The School Of Life led a dynamic panel last night on Empathy In Australia, where many critical topics we face, such as the refugee crisis, global conflict, violence in our homes, internet trolls, and the rise of individualism in western culture, were discussed to investigate how empathic behaviour can have an impact on our society.
However while they were dealing with the bigger issues, it also lead us down a path of exploring how empathy can have a significant effect on our own daily lives, and the lives of people around us. That we can't just leave it up to our political leaders to create social change.
What is Empathy?
Empathy is being able to see the world through someone else's eyes, putting yourself in their shoes and imagining their perspective.
This is not to be confused with sympathy, or pity, which is the act of "feeling sorry" for someone; in fact when you're feeling sympathy, it is actually often about your own feelings, and your point of view of the situation. Likewise few people like to feel pitied, no matter what their circumstance.
Whereas empathy is the cognitive awareness to appreciate another persons experience, to connect respectfully, with curiosity, and without judgement, including their feelings, needs and desires.
What can we do in our own lives to create more empathy within our society?
Roman Krznaric, our host, and one of Britain's leading philosophers on social change, gave an interesting example in his own life.

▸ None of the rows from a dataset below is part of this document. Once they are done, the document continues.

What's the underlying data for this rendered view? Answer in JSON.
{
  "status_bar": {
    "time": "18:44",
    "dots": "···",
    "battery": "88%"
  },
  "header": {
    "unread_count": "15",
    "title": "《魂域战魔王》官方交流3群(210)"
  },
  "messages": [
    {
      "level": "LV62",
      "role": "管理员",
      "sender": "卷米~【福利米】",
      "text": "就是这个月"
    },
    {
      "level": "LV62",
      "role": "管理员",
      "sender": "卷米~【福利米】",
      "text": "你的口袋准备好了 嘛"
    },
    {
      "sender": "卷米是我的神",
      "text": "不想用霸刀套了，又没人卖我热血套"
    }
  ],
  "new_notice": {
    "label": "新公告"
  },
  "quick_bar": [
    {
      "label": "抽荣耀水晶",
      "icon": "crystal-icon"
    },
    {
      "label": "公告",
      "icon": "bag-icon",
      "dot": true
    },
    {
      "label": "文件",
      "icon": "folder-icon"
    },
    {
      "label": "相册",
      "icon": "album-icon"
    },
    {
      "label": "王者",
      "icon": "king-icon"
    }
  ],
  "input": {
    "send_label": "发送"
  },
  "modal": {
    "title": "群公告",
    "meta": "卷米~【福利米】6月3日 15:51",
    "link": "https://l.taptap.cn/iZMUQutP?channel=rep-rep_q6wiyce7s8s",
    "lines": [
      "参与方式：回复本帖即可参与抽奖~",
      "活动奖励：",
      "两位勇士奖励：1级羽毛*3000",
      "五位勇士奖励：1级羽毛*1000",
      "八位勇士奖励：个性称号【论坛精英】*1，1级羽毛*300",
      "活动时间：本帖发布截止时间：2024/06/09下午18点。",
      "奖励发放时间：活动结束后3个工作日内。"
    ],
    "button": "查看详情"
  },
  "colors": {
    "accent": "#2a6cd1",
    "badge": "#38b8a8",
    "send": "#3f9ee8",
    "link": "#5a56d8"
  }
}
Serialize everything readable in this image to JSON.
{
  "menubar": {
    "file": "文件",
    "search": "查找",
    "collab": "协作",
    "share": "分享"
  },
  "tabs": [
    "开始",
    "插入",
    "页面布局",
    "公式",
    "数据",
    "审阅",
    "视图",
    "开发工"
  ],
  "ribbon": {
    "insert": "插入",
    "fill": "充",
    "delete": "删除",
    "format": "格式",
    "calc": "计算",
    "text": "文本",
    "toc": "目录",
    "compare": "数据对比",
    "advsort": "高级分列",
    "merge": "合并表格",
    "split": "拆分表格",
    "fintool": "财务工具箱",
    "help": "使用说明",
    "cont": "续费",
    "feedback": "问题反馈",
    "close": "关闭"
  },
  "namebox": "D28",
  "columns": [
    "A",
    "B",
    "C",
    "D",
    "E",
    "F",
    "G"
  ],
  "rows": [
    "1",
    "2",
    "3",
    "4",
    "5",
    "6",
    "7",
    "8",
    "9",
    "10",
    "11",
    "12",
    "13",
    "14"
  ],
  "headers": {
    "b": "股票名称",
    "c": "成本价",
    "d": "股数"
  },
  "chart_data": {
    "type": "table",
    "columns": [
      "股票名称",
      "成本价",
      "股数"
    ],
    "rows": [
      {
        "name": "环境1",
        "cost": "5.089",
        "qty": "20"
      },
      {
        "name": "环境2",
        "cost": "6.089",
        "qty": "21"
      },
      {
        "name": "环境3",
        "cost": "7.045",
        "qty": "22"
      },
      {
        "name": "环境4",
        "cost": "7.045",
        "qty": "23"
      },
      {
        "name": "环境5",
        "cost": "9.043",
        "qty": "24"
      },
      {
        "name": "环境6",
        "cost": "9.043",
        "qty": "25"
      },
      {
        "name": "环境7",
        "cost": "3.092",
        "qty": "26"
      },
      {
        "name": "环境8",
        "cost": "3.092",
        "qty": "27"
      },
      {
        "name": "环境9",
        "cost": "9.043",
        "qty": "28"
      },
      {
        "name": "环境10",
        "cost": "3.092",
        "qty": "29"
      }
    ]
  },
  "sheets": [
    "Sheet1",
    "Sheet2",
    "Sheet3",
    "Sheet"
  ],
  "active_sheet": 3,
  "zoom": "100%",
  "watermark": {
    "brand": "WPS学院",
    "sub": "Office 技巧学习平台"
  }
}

He walked passed a homeless man every day for months. One day he finally stopped and began to talk to him, and it turned out he was an Oxford scholar in philosophy like himself, and they bonded over Aristotle and peperoni pizza. And while the exact circumstances weren't revealed as to why he ended up on the streets, it just shows that we can't always judge a book by its cover.

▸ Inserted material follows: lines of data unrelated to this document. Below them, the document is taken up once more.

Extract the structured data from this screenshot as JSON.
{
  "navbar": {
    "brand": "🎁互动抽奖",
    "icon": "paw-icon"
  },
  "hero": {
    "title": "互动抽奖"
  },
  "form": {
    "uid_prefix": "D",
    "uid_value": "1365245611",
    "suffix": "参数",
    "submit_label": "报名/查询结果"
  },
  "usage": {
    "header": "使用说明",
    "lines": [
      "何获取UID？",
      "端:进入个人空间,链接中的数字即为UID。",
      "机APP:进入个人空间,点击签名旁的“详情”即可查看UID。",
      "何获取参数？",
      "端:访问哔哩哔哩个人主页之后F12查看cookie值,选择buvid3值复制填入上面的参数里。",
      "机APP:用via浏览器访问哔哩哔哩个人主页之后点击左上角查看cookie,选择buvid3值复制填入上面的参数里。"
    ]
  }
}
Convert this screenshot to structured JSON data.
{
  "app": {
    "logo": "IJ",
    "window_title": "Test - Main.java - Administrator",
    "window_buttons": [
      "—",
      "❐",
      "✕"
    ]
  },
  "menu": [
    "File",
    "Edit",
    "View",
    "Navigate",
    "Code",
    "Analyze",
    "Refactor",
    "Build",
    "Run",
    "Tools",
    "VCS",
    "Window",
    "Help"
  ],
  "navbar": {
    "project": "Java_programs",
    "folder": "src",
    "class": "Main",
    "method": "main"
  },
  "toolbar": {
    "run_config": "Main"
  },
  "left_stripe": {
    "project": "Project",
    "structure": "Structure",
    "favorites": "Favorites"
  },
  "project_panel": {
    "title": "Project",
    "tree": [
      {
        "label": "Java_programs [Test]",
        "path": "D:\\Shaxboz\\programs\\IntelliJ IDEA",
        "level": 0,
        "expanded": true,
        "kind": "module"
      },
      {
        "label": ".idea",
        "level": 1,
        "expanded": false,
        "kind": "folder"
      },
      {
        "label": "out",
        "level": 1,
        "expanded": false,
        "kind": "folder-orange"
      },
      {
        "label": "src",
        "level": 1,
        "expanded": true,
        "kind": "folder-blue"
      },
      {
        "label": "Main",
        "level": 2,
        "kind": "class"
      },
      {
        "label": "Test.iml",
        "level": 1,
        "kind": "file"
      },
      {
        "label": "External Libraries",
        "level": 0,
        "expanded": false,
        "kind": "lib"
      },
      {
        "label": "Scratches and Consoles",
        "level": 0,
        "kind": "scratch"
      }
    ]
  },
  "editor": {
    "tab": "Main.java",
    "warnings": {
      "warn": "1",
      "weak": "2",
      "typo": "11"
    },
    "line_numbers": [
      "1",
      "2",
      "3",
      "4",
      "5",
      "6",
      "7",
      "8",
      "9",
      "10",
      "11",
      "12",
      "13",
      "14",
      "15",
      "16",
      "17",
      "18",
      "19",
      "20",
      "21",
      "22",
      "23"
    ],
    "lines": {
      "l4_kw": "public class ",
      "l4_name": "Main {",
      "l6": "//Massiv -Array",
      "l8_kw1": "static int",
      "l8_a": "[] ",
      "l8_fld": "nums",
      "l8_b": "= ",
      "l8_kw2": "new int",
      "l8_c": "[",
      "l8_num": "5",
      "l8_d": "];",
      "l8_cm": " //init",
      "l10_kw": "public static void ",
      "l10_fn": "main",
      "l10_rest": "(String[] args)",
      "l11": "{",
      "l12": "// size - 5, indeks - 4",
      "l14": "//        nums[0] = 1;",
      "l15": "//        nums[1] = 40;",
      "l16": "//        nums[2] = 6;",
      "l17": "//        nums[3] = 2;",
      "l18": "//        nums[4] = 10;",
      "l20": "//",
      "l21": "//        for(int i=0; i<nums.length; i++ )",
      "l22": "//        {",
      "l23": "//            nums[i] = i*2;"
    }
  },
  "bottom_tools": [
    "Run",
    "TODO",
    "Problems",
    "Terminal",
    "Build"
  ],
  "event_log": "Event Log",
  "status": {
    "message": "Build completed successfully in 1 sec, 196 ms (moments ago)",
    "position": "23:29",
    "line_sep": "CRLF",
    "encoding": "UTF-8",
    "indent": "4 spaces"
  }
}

As life often does, it holds a mirror up to ourselves of how we can do better. After a long day yesterday, I squeezed into a seat next to a sweet young Asian guy. He was very chatty, easy to laugh, and worked at a local bank, opening and closing accounts. I am embarrassed to admit that as sweet as he was, I shut down a little thinking I really don't have much in common with you, rather than fully engaging.
Part way through the event, we were asked to discuss with the person beside us about how we had experienced empathy, or lack of it, in our own lives. My instinct was to turn to the girl who seemed very similar to myself sitting on my other side, however as things turned out, I ended up speaking to him.
He revealed that he had suffered depression for two years, most of that time unable to leave the house, and didn't feel like he had the support of friends around him; that he kept waiting for someone to reach out to him, but that he never received that experience. Although he appeared bubbly and interested in others, that there was really no one in his life that he felt he could have a deeper connection, or conversation with.
Although I haven't been a sufferer of extreme depression, in other circumstances when I was ill, and when moving countries several times, even though I had many kind and supportive people around me, there were times that I was incredibly isolated, so I could relate and appreciate his experiences. There was an immediate connection between us that I wouldn't have expected.
We are all human, having a human experience, and empathy is the cornerstone of our relationships. Seeing each other as equals, no matter what race, gender, sexuality or social status is a gateway to greater understanding, compassionate action and societal change.
If we hadn't been given this encouragement to delve deeper, I would have never have discovered the wonderful qualities this young guy had, appreciated his difficulties, and hopefully through our continued discussion, helped him think about ways he could approach life differently to form new friendships.
Likewise for me, being able to have that connection, even when initially I may have been resistant, was incredibly rewarding, and an experience I will not forget anytime soon.
How can we increase empathy in our daily lives?
Listen, and most importantly hear others. This can be to people we don't know very well, or our partners, friends and family. We are often quick to jump into "I know how you feel", when actually we don't, sometimes reacting with advice that might not be relevant, or could even seem unsupportive. Instead we can approach it by asking, "Tell me how it feels?". The way something may have effected them, may be totally different to how you would feel in a situation, so we need to take the time to really see it from their perspective, rather than our own.
Change the channel. We are often drawn into watching or reading media that relates to our own circumstances. So watch or read something different. As one of our panellists suggested tune into the indigenous channel for one week to see their experience in life. Or another panellist encouraged us to read opinion pieces from people whose views differ from our own. At the end of the day you may or may not agree with what they have to say, but you can still have a respectful understanding of their point of view.
Talk to a stranger. As I learnt last night talking to someone out of your comfort zone can bring great rewards and expansion. As Roman suggested, talk to one person, once a week that you would never normally speak to.... but not about the weather! What are their values? What affects them in life? Expand your curiosity as to what really matters to them, and what their needs are.
It does take courage to have empathy, there can often be fear around relating more intimately to another person, especially a stranger; but it's also a choice we have. It can break down barriers, and give us a more enriched life for having taken the time to have more understanding, compassion and tolerance. And the more we can do it on a grass roots level, rather than be part of the problems in this world, we can be a part of the solution.